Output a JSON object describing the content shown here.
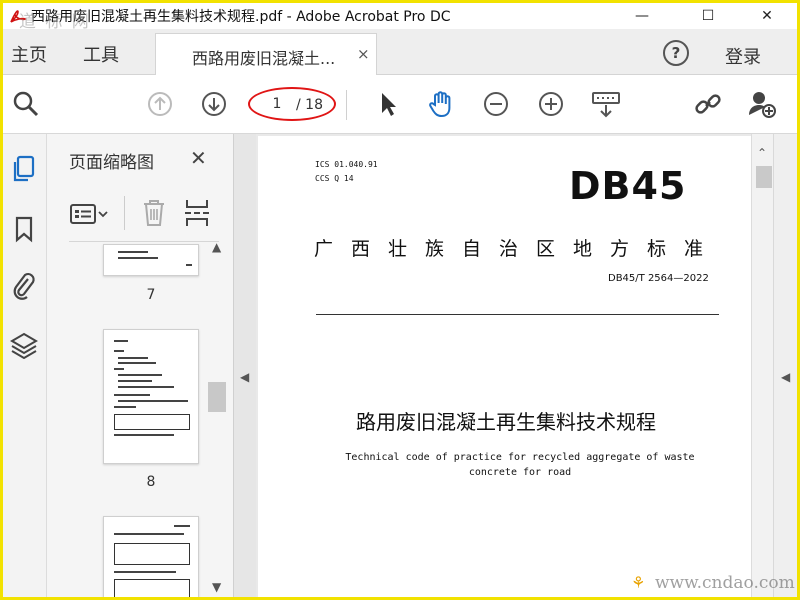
{
  "window": {
    "title": "西路用废旧混凝土再生集料技术规程.pdf - Adobe Acrobat Pro DC",
    "watermark_top": "道 标 网",
    "minimize": "—",
    "maximize": "☐",
    "close": "✕"
  },
  "tabs": {
    "home": "主页",
    "tools": "工具",
    "document": "西路用废旧混凝土...",
    "close": "×",
    "help": "?",
    "login": "登录"
  },
  "toolbar": {
    "page_current": "1",
    "page_total": "/ 18"
  },
  "thumbs": {
    "title": "页面缩略图",
    "close": "✕",
    "pages": [
      "7",
      "8"
    ]
  },
  "document": {
    "ics": "ICS  01.040.91",
    "ccs": "CCS Q 14",
    "logo": "DB45",
    "region": "广西壮族自治区地方标准",
    "standard_no": "DB45/T 2564—2022",
    "title_cn": "路用废旧混凝土再生集料技术规程",
    "title_en": "Technical code of practice for recycled aggregate of waste concrete for road"
  },
  "footer": {
    "watermark": "www.cndao.com"
  },
  "colors": {
    "frame": "#f2e200",
    "accent_blue": "#1d6fc4",
    "highlight_red": "#e01515"
  }
}
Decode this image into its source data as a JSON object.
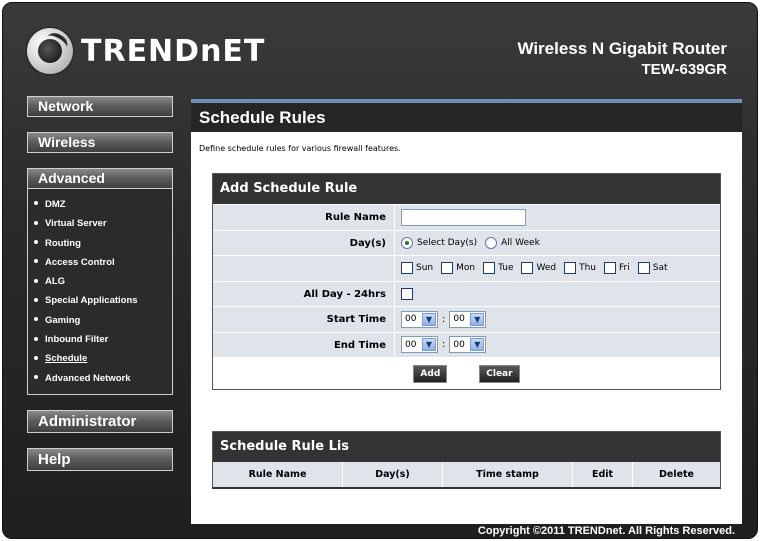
{
  "brand": {
    "logo_text": "TRENDnET"
  },
  "product": {
    "name": "Wireless N Gigabit Router",
    "model": "TEW-639GR"
  },
  "sidebar": {
    "network": "Network",
    "wireless": "Wireless",
    "advanced": "Advanced",
    "advanced_items": [
      "DMZ",
      "Virtual Server",
      "Routing",
      "Access Control",
      "ALG",
      "Special Applications",
      "Gaming",
      "Inbound Filter",
      "Schedule",
      "Advanced Network"
    ],
    "administrator": "Administrator",
    "help": "Help"
  },
  "page": {
    "title": "Schedule Rules",
    "description": "Define schedule rules for various firewall features."
  },
  "add_rule": {
    "heading": "Add Schedule Rule",
    "rule_name_label": "Rule Name",
    "rule_name_value": "",
    "days_label": "Day(s)",
    "days_options": [
      "Select Day(s)",
      "All Week"
    ],
    "days_selected": "Select Day(s)",
    "weekdays": [
      "Sun",
      "Mon",
      "Tue",
      "Wed",
      "Thu",
      "Fri",
      "Sat"
    ],
    "all_day_label": "All Day - 24hrs",
    "start_time_label": "Start Time",
    "start_hour": "00",
    "start_minute": "00",
    "end_time_label": "End Time",
    "end_hour": "00",
    "end_minute": "00",
    "time_separator": ":",
    "add_button": "Add",
    "clear_button": "Clear"
  },
  "rule_list": {
    "heading": "Schedule Rule Lis",
    "columns": [
      "Rule Name",
      "Day(s)",
      "Time stamp",
      "Edit",
      "Delete"
    ]
  },
  "footer": {
    "copyright": "Copyright ©2011 TRENDnet. All Rights Reserved."
  }
}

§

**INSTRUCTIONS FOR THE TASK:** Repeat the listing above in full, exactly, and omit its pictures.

**OUTPUT FOR THIS EXERCISE:**
Output a JSON object describing the content shown here.
{
  "window": {
    "title": "西路用废旧混凝土再生集料技术规程.pdf - Adobe Acrobat Pro DC",
    "watermark_top": "道 标 网",
    "minimize": "—",
    "maximize": "☐",
    "close": "✕"
  },
  "tabs": {
    "home": "主页",
    "tools": "工具",
    "document": "西路用废旧混凝土...",
    "close": "×",
    "help": "?",
    "login": "登录"
  },
  "toolbar": {
    "page_current": "1",
    "page_total": "/ 18"
  },
  "thumbs": {
    "title": "页面缩略图",
    "close": "✕",
    "pages": [
      "7",
      "8"
    ]
  },
  "document": {
    "ics": "ICS  01.040.91",
    "ccs": "CCS Q 14",
    "logo": "DB45",
    "region": "广西壮族自治区地方标准",
    "standard_no": "DB45/T 2564—2022",
    "title_cn": "路用废旧混凝土再生集料技术规程",
    "title_en": "Technical code of practice for recycled aggregate of waste concrete for road"
  },
  "footer": {
    "watermark": "www.cndao.com"
  },
  "colors": {
    "frame": "#f2e200",
    "accent_blue": "#1d6fc4",
    "highlight_red": "#e01515"
  }
}
Decode this image into its source data as a JSON object.
{
  "brand": {
    "logo_text": "TRENDnET"
  },
  "product": {
    "name": "Wireless N Gigabit Router",
    "model": "TEW-639GR"
  },
  "sidebar": {
    "network": "Network",
    "wireless": "Wireless",
    "advanced": "Advanced",
    "advanced_items": [
      "DMZ",
      "Virtual Server",
      "Routing",
      "Access Control",
      "ALG",
      "Special Applications",
      "Gaming",
      "Inbound Filter",
      "Schedule",
      "Advanced Network"
    ],
    "administrator": "Administrator",
    "help": "Help"
  },
  "page": {
    "title": "Schedule Rules",
    "description": "Define schedule rules for various firewall features."
  },
  "add_rule": {
    "heading": "Add Schedule Rule",
    "rule_name_label": "Rule Name",
    "rule_name_value": "",
    "days_label": "Day(s)",
    "days_options": [
      "Select Day(s)",
      "All Week"
    ],
    "days_selected": "Select Day(s)",
    "weekdays": [
      "Sun",
      "Mon",
      "Tue",
      "Wed",
      "Thu",
      "Fri",
      "Sat"
    ],
    "all_day_label": "All Day - 24hrs",
    "start_time_label": "Start Time",
    "start_hour": "00",
    "start_minute": "00",
    "end_time_label": "End Time",
    "end_hour": "00",
    "end_minute": "00",
    "time_separator": ":",
    "add_button": "Add",
    "clear_button": "Clear"
  },
  "rule_list": {
    "heading": "Schedule Rule Lis",
    "columns": [
      "Rule Name",
      "Day(s)",
      "Time stamp",
      "Edit",
      "Delete"
    ]
  },
  "footer": {
    "copyright": "Copyright ©2011 TRENDnet. All Rights Reserved."
  }
}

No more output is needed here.